Cui Fan at the China Society of WTO Studies, a think-tank affiliated with China’s commerce ministry, warned that Beijing would respond to any unilateral action by the incoming Trump administration. “China is preparing itself for US trade actions,” he said. “China will respond with counteractions of its own.”
China has been scrambling to assess Mr Trump’s stance since he took a congratulatory phone call from Taiwan president Tsai Ing-wen in early December, defying almost four decades of precedent. Under the “One China” policy, Washington has abstained from official interactions with the island, which Beijing regards as a “rogue province”.
Chinese diplomats have been setting up meetings with current and former US officials who focus on Asia to try to discern what Mr Trump is thinking. But many US experts have little contact with the Trump transition team, which is run out of Trump Tower in New York, complicating efforts to glean meaningful intelligence.
The highest level contact between China and the Trump team came last week when Yang Jiechi, the top Chinese foreign policy official, met Michael Flynn, the incoming national security adviser, in New York. While much of the Asia team remains unknown, Mr Trump is considering Matthew Pottinger, a former US marine and Wall Street Journal correspondent in China, for the top Asia adviser role in the White House.
Mr Trump’s recent rhetoric about China has given Beijing even more cause for concern.
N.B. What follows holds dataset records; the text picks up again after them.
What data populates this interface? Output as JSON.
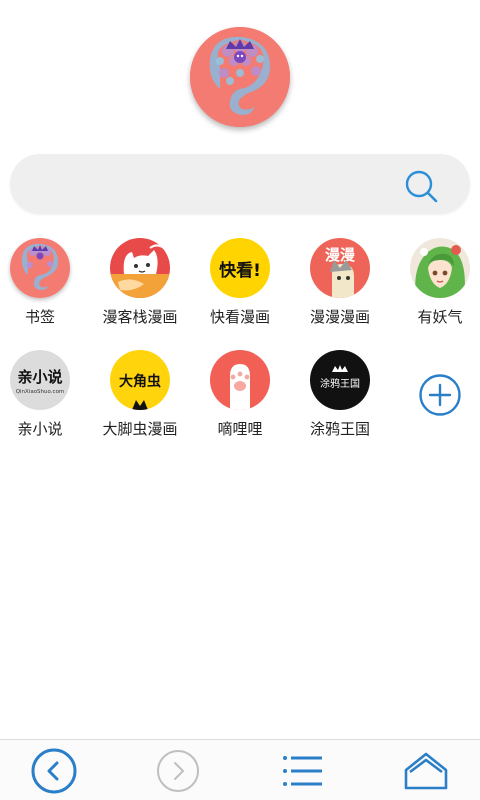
{
  "logo": {
    "icon": "app-logo-icon",
    "color": "#f47b72"
  },
  "search": {
    "placeholder": "",
    "value": "",
    "icon": "search-icon",
    "accent": "#2b8fd8"
  },
  "bookmarks": [
    {
      "label": "书签",
      "icon": "bookmark-logo-icon",
      "color": "#f47b72"
    },
    {
      "label": "漫客栈漫画",
      "icon": "cat-mascot-icon",
      "color": "#e84a4a"
    },
    {
      "label": "快看漫画",
      "icon": "kuaikan-logo-icon",
      "color": "#ffd400",
      "logo_text": "快看!"
    },
    {
      "label": "漫漫漫画",
      "icon": "manman-logo-icon",
      "color": "#ef6458",
      "logo_text": "漫漫"
    },
    {
      "label": "有妖气",
      "icon": "green-hair-girl-icon",
      "color": "#e35b4f"
    },
    {
      "label": "亲小说",
      "icon": "qinxiaoshuo-logo-icon",
      "color": "#dcdcdc",
      "logo_text": "亲小说",
      "logo_subtext": "QinXiaoShuo.com"
    },
    {
      "label": "大脚虫漫画",
      "icon": "dajiaochong-logo-icon",
      "color": "#ffd40d",
      "logo_text": "大角虫"
    },
    {
      "label": "嘀哩哩",
      "icon": "paw-icon",
      "color": "#f26055"
    },
    {
      "label": "涂鸦王国",
      "icon": "tuya-logo-icon",
      "color": "#111111",
      "logo_text": "涂鸦王国"
    }
  ],
  "add_button": {
    "icon": "plus-icon",
    "color": "#2b7fc8"
  },
  "bottom_nav": {
    "back": {
      "icon": "back-arrow-icon",
      "color": "#2b7fc8"
    },
    "forward": {
      "icon": "forward-arrow-icon",
      "color": "#bfbfbf"
    },
    "menu": {
      "icon": "list-menu-icon",
      "color": "#2b7fc8"
    },
    "home": {
      "icon": "home-icon",
      "color": "#2b7fc8"
    }
  }
}
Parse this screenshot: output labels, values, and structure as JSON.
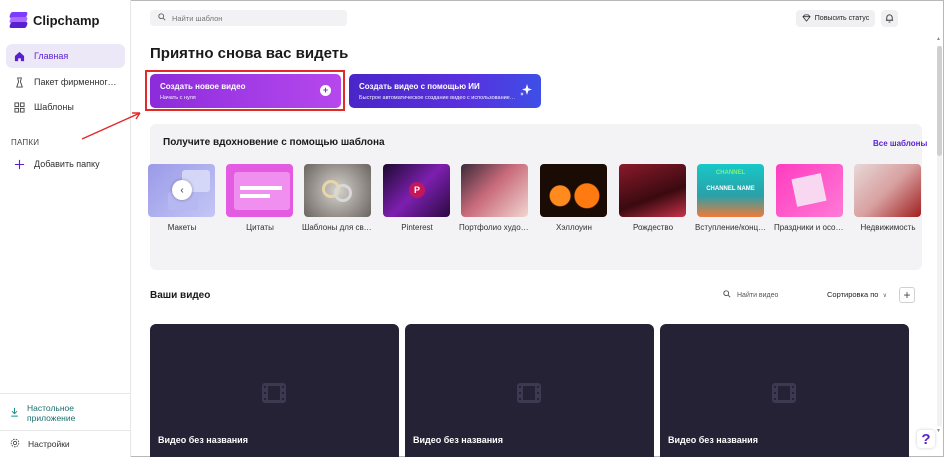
{
  "app": {
    "name": "Clipchamp"
  },
  "sidebar": {
    "items": [
      {
        "label": "Главная",
        "icon": "home-icon",
        "active": true
      },
      {
        "label": "Пакет фирменного стиля",
        "icon": "brand-kit-icon"
      },
      {
        "label": "Шаблоны",
        "icon": "templates-icon"
      }
    ],
    "folders_title": "ПАПКИ",
    "add_folder": "Добавить папку",
    "desktop_app": "Настольное приложение",
    "settings": "Настройки"
  },
  "topbar": {
    "search_placeholder": "Найти шаблон",
    "upgrade_label": "Повысить статус"
  },
  "main": {
    "heading": "Приятно снова вас видеть",
    "cta_new": {
      "title": "Создать новое видео",
      "subtitle": "Начать с нуля"
    },
    "cta_ai": {
      "title": "Создать видео с помощью ИИ",
      "subtitle": "Быстрое автоматическое создание видео с использованием ИИ"
    }
  },
  "templates": {
    "title": "Получите вдохновение с помощью шаблона",
    "all_link": "Все шаблоны",
    "items": [
      {
        "label": "Макеты"
      },
      {
        "label": "Цитаты"
      },
      {
        "label": "Шаблоны для свадьбы"
      },
      {
        "label": "Pinterest"
      },
      {
        "label": "Портфолио художника"
      },
      {
        "label": "Хэллоуин"
      },
      {
        "label": "Рождество"
      },
      {
        "label": "Вступление/концовка"
      },
      {
        "label": "Праздники и особые случаи"
      },
      {
        "label": "Недвижимость"
      }
    ],
    "thumb_texts": {
      "intro_1": "CHANNEL",
      "intro_2": "CHANNEL NAME"
    }
  },
  "videos": {
    "title": "Ваши видео",
    "search_placeholder": "Найти видео",
    "sort_label": "Сортировка по",
    "items": [
      {
        "title": "Видео без названия"
      },
      {
        "title": "Видео без названия"
      },
      {
        "title": "Видео без названия"
      }
    ]
  },
  "help_label": "?",
  "colors": {
    "accent": "#5a1fd1",
    "highlight": "#e32a2a",
    "video_bg": "#252235"
  }
}
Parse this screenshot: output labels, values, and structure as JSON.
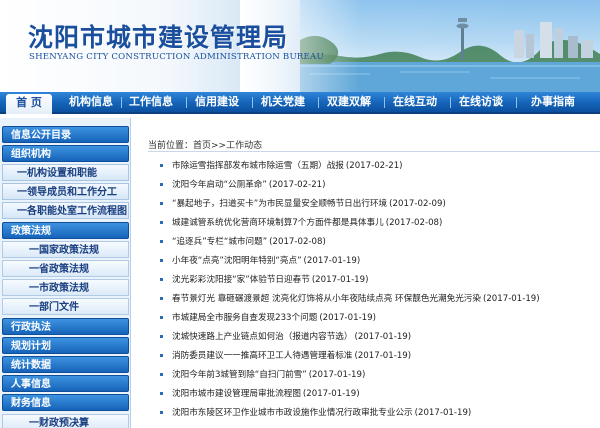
{
  "header": {
    "title": "沈阳市城市建设管理局",
    "subtitle": "SHENYANG CITY CONSTRUCTION ADMINISTRATION BUREAU"
  },
  "nav": {
    "items": [
      "首 页",
      "机构信息",
      "工作信息",
      "信用建设",
      "机关党建",
      "双建双解",
      "在线互动",
      "在线访谈",
      "办事指南"
    ]
  },
  "sidebar": {
    "items": [
      {
        "label": "信息公开目录",
        "level": "cat"
      },
      {
        "label": "组织机构",
        "level": "cat"
      },
      {
        "label": "一机构设置和职能",
        "level": "sub1"
      },
      {
        "label": "一领导成员和工作分工",
        "level": "sub1"
      },
      {
        "label": "一各职能处室工作流程图",
        "level": "sub1"
      },
      {
        "label": "政策法规",
        "level": "cat"
      },
      {
        "label": "一国家政策法规",
        "level": "sub2"
      },
      {
        "label": "一省政策法规",
        "level": "sub2"
      },
      {
        "label": "一市政策法规",
        "level": "sub2"
      },
      {
        "label": "一部门文件",
        "level": "sub2"
      },
      {
        "label": "行政执法",
        "level": "cat"
      },
      {
        "label": "规划计划",
        "level": "cat"
      },
      {
        "label": "统计数据",
        "level": "cat"
      },
      {
        "label": "人事信息",
        "level": "cat"
      },
      {
        "label": "财务信息",
        "level": "cat"
      },
      {
        "label": "一财政预决算",
        "level": "sub2"
      }
    ]
  },
  "breadcrumb": "当前位置：首页>>工作动态",
  "news": [
    {
      "title": "市除运雪指挥部发布城市除运雪（五期）战报",
      "date": "(2017-02-21)"
    },
    {
      "title": "沈阳今年启动“公厕革命”",
      "date": "(2017-02-21)"
    },
    {
      "title": "“暴起地子，扫道买卡”为市民显量安全顺畅节日出行环境",
      "date": "(2017-02-09)"
    },
    {
      "title": "城建诚管系统优化营商环境制算7个方面件都是具体事儿",
      "date": "(2017-02-08)"
    },
    {
      "title": "“追逐兵”专栏“城市问题”",
      "date": "(2017-02-08)"
    },
    {
      "title": "小年夜“点亮”沈阳明年特别“亮点”",
      "date": "(2017-01-19)"
    },
    {
      "title": "沈光彩彩沈阳接“家”体验节日迎春节",
      "date": "(2017-01-19)"
    },
    {
      "title": "春节景灯光 靠砸碾渡景超 沈亮化灯饰将从小年夜陆续点亮 环保靓色光潮免光污染",
      "date": "(2017-01-19)"
    },
    {
      "title": "市城建局全市服务自查发现233个问题",
      "date": "(2017-01-19)"
    },
    {
      "title": "沈城快速路上产业链点如何治（报道内容节选）",
      "date": "(2017-01-19)"
    },
    {
      "title": "消防委员建议一一推高环卫工人待遇管理着标准",
      "date": "(2017-01-19)"
    },
    {
      "title": "沈阳今年前3城管到除“自扫门前雪”",
      "date": "(2017-01-19)"
    },
    {
      "title": "沈阳市城市建设管理局审批流程图",
      "date": "(2017-01-19)"
    },
    {
      "title": "沈阳市东陵区环卫作业城市市政设施作业情况行政审批专业公示",
      "date": "(2017-01-19)"
    }
  ],
  "colors": {
    "accent": "#1a4f9e",
    "nav": "#1463b8"
  }
}
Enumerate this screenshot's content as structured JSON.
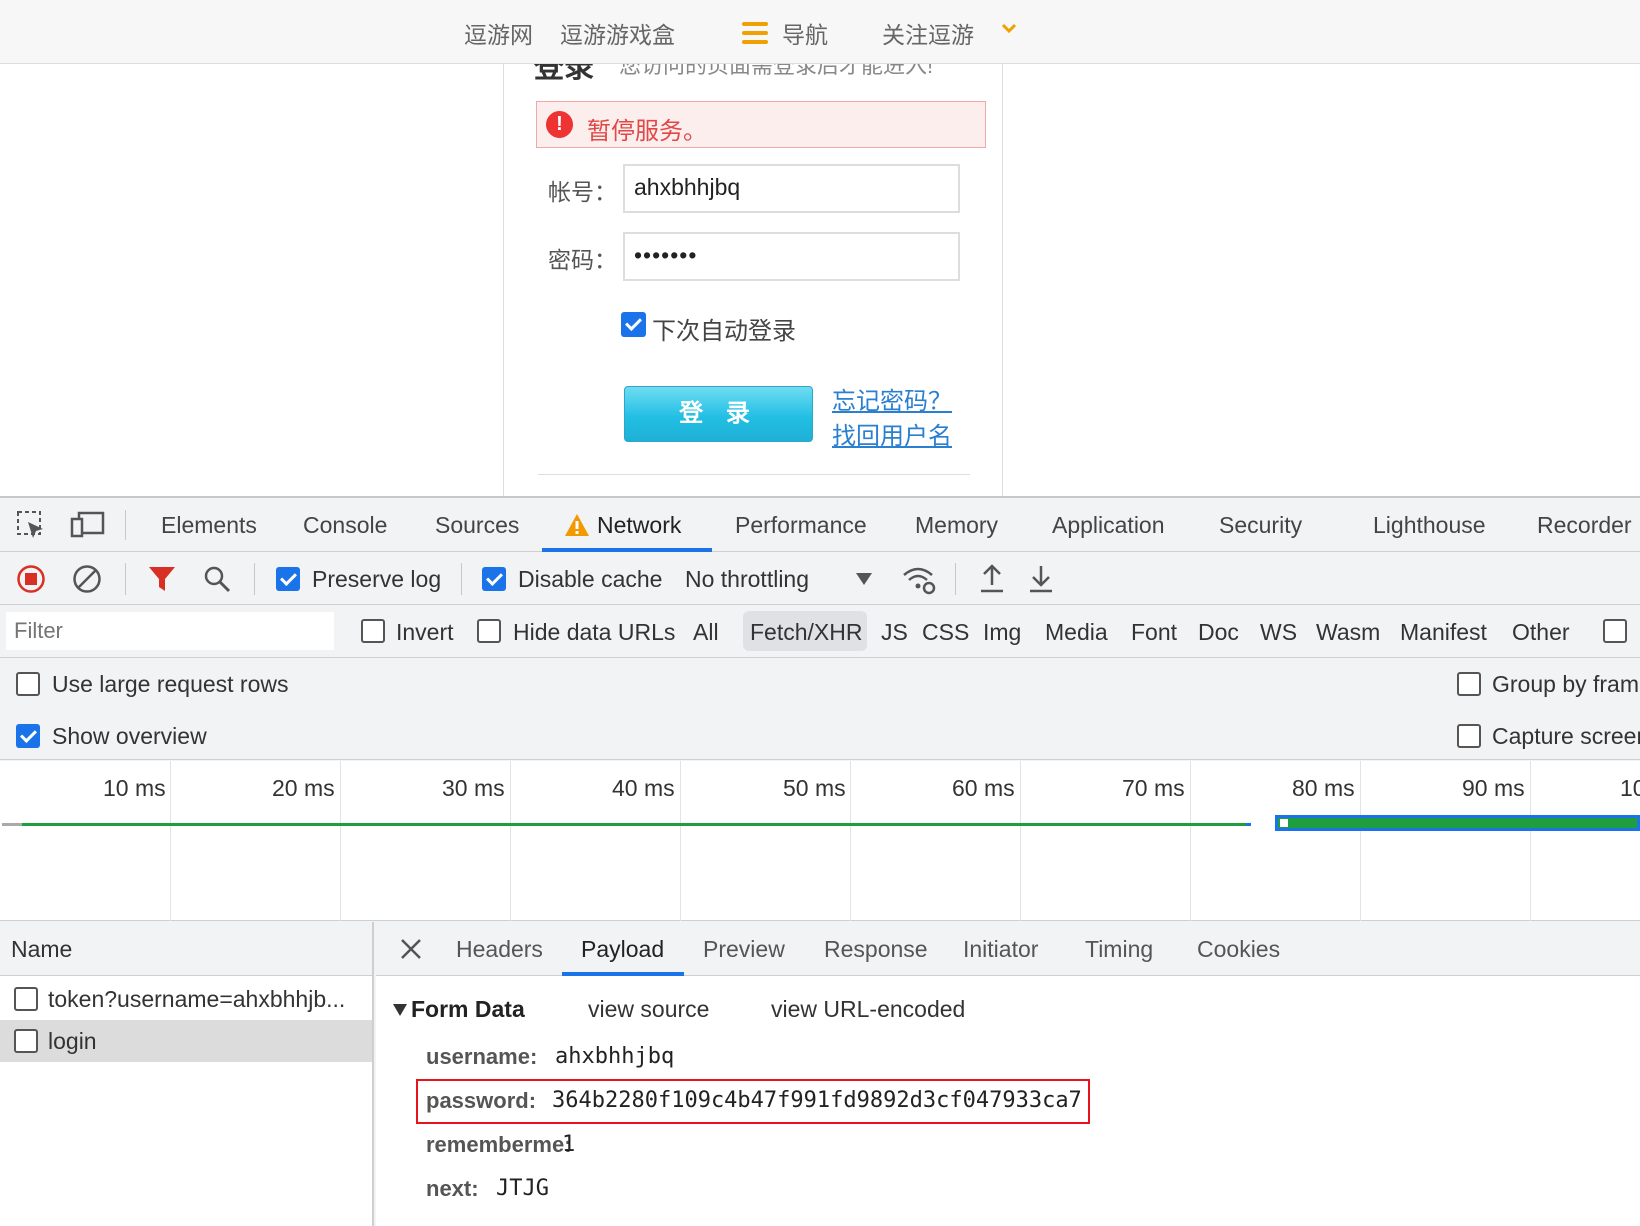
{
  "site": {
    "nav_links": [
      "逗游网",
      "逗游游戏盒"
    ],
    "nav_label": "导航",
    "follow_label": "关注逗游",
    "login_title": "登录",
    "login_desc": "您访问的页面需登录后才能进入!",
    "alert_text": "暂停服务。",
    "account_label": "帐号：",
    "account_value": "ahxbhhjbq",
    "password_label": "密码：",
    "password_masked": "•••••••",
    "remember_label": "下次自动登录",
    "remember_checked": true,
    "login_button": "登 录",
    "forgot_password": "忘记密码？",
    "recover_username": "找回用户名"
  },
  "devtools": {
    "tabs": [
      "Elements",
      "Console",
      "Sources",
      "Network",
      "Performance",
      "Memory",
      "Application",
      "Security",
      "Lighthouse",
      "Recorder"
    ],
    "active_tab": "Network",
    "toolbar": {
      "preserve_log": "Preserve log",
      "disable_cache": "Disable cache",
      "throttling": "No throttling"
    },
    "filter": {
      "placeholder": "Filter",
      "invert": "Invert",
      "hide_data_urls": "Hide data URLs",
      "types": [
        "All",
        "Fetch/XHR",
        "JS",
        "CSS",
        "Img",
        "Media",
        "Font",
        "Doc",
        "WS",
        "Wasm",
        "Manifest",
        "Other"
      ],
      "active_type": "Fetch/XHR"
    },
    "options": {
      "large_rows": "Use large request rows",
      "show_overview": "Show overview",
      "group_by_frame": "Group by fram",
      "capture_screenshots": "Capture screer"
    },
    "timeline_ticks": [
      "10 ms",
      "20 ms",
      "30 ms",
      "40 ms",
      "50 ms",
      "60 ms",
      "70 ms",
      "80 ms",
      "90 ms",
      "10"
    ],
    "name_header": "Name",
    "requests": [
      "token?username=ahxbhhjb...",
      "login"
    ],
    "detail_tabs": [
      "Headers",
      "Payload",
      "Preview",
      "Response",
      "Initiator",
      "Timing",
      "Cookies"
    ],
    "active_detail_tab": "Payload",
    "payload": {
      "section_title": "Form Data",
      "view_source": "view source",
      "view_url_encoded": "view URL-encoded",
      "fields": [
        {
          "key": "username:",
          "value": "ahxbhhjbq"
        },
        {
          "key": "password:",
          "value": "364b2280f109c4b47f991fd9892d3cf047933ca7"
        },
        {
          "key": "rememberme:",
          "value": "1"
        },
        {
          "key": "next:",
          "value": "JTJG"
        }
      ]
    },
    "colors": {
      "accent": "#1a73e8",
      "highlight": "#e8141c",
      "record": "#d93025",
      "timeline_green": "#1e9e3e"
    }
  }
}
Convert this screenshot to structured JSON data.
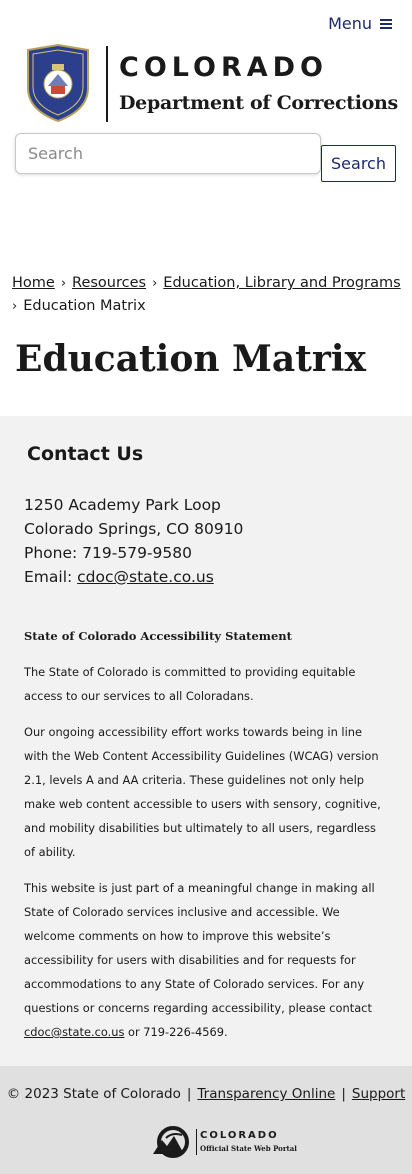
{
  "header": {
    "menu_label": "Menu",
    "logo_title": "COLORADO",
    "logo_subtitle": "Department of Corrections"
  },
  "search": {
    "placeholder": "Search",
    "button_label": "Search"
  },
  "breadcrumb": {
    "items": [
      "Home",
      "Resources",
      "Education, Library and Programs"
    ],
    "separator": "›",
    "current": "Education Matrix"
  },
  "page": {
    "title": "Education Matrix"
  },
  "contact": {
    "title": "Contact Us",
    "address_line1": "1250 Academy Park Loop",
    "address_line2": "Colorado Springs, CO 80910",
    "phone": "Phone: 719-579-9580",
    "email_label": "Email: ",
    "email": "cdoc@state.co.us"
  },
  "accessibility": {
    "heading": "State of Colorado Accessibility Statement",
    "p1": "The State of Colorado is committed to providing equitable access to our services to all Coloradans.",
    "p2": "Our ongoing accessibility effort works towards being in line with the Web Content Accessibility Guidelines (WCAG) version 2.1, levels A and AA criteria. These guidelines not only help make web content accessible to users with sensory, cognitive, and mobility disabilities but ultimately to all users, regardless of ability.",
    "p3_text": "This website is just part of a meaningful change in making all State of Colorado services inclusive and accessible. We welcome comments on how to improve this website’s accessibility for users with disabilities and for requests for accommodations to any State of Colorado services. For any questions or concerns regarding accessibility, please contact ",
    "p3_email": "cdoc@state.co.us",
    "p3_suffix": " or 719-226-4569."
  },
  "footer": {
    "copyright": "© 2023 State of Colorado",
    "pipe": "|",
    "link_transparency": "Transparency Online",
    "link_support": "Support",
    "portal_name": "COLORADO",
    "portal_sub": "Official State Web Portal"
  },
  "colors": {
    "brand_navy": "#1b2a6b",
    "grey_section": "#f2f2f2",
    "footer_bg": "#e0e0e0"
  },
  "icons": [
    "hamburger-menu-icon",
    "colorado-doc-seal",
    "colorado-portal-mark"
  ]
}
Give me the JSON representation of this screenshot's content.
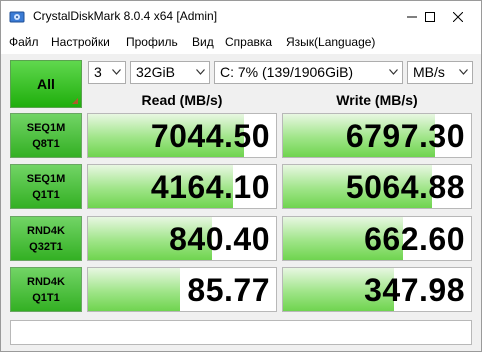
{
  "window": {
    "title": "CrystalDiskMark 8.0.4 x64 [Admin]"
  },
  "menu": [
    "Файл",
    "Настройки",
    "Профиль",
    "Вид",
    "Справка",
    "Язык(Language)"
  ],
  "controls": {
    "all_label": "All",
    "count": "3",
    "size": "32GiB",
    "drive": "C: 7% (139/1906GiB)",
    "unit": "MB/s"
  },
  "headers": {
    "read": "Read (MB/s)",
    "write": "Write (MB/s)"
  },
  "tests": [
    {
      "label1": "SEQ1M",
      "label2": "Q8T1",
      "read": "7044.50",
      "write": "6797.30",
      "read_fill": 0.83,
      "write_fill": 0.81
    },
    {
      "label1": "SEQ1M",
      "label2": "Q1T1",
      "read": "4164.10",
      "write": "5064.88",
      "read_fill": 0.77,
      "write_fill": 0.79
    },
    {
      "label1": "RND4K",
      "label2": "Q32T1",
      "read": "840.40",
      "write": "662.60",
      "read_fill": 0.66,
      "write_fill": 0.64
    },
    {
      "label1": "RND4K",
      "label2": "Q1T1",
      "read": "85.77",
      "write": "347.98",
      "read_fill": 0.49,
      "write_fill": 0.59
    }
  ],
  "comment": "",
  "colors": {
    "accent_green": "#33b023",
    "fill_green": "#6fd44f"
  }
}
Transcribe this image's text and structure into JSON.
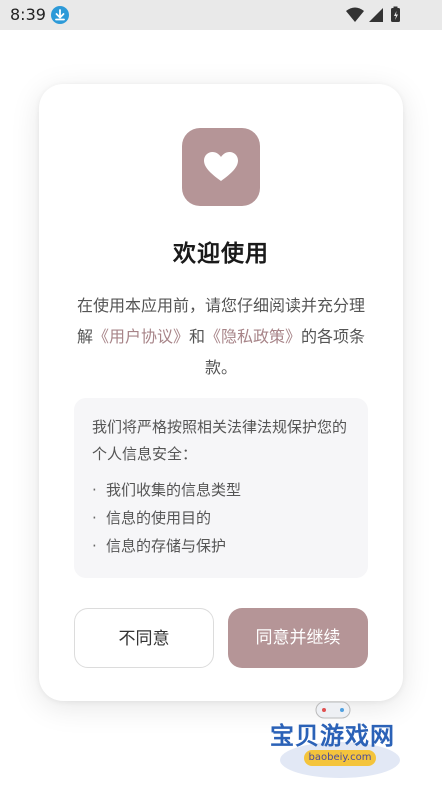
{
  "status_bar": {
    "time": "8:39",
    "icons": [
      "download-icon",
      "wifi-icon",
      "signal-icon",
      "battery-icon"
    ]
  },
  "dialog": {
    "icon": "heart-icon",
    "accent_color": "#b59597",
    "title": "欢迎使用",
    "intro": {
      "before": "在使用本应用前，请您仔细阅读并充分理解",
      "link_agreement": "《用户协议》",
      "conjunction": "和",
      "link_privacy": "《隐私政策》",
      "after": "的各项条款。"
    },
    "info_box": {
      "text": "我们将严格按照相关法律法规保护您的个人信息安全：",
      "items": [
        "我们收集的信息类型",
        "信息的使用目的",
        "信息的存储与保护"
      ]
    },
    "buttons": {
      "decline": "不同意",
      "accept": "同意并继续"
    }
  },
  "watermark": {
    "text": "宝贝游戏网",
    "url": "baobeiy.com"
  }
}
Since the call with Ms Tsai, he has publicly criticised China’s currency policies and island fortifications in the South China Sea. He has questioned Washington’s commitment to the One China policy, and also angered Beijing by alleging at the weekend that a Chinese warship had “stolen” a US navy submarine drone, which was later returned.
Mr Wang told the People’s Daily: "We will lead the way amid a shake-up in global governance and take hold of the situation amid international chaos. We will protect our interests amid intense and complex games."
Last week, the US Federal Reserve raised interest rates and hinted at three more rises next year. The Fed move and expectations of tax cuts and infrastructure stimulus in the Trump administration are putting more downward pressure on the renminbi, which has been declining in value against the dollar as Chinese authorities struggle to contain capital flight.
He Weiwen, deputy director of the Center for China and Globalisation, added that Beijing could retaliate against US exports and restrict market access for US companies.
Additional reporting by Yuan Yang and Archie Zhang in Beijing
Twitter: @tmitchpk and @dimi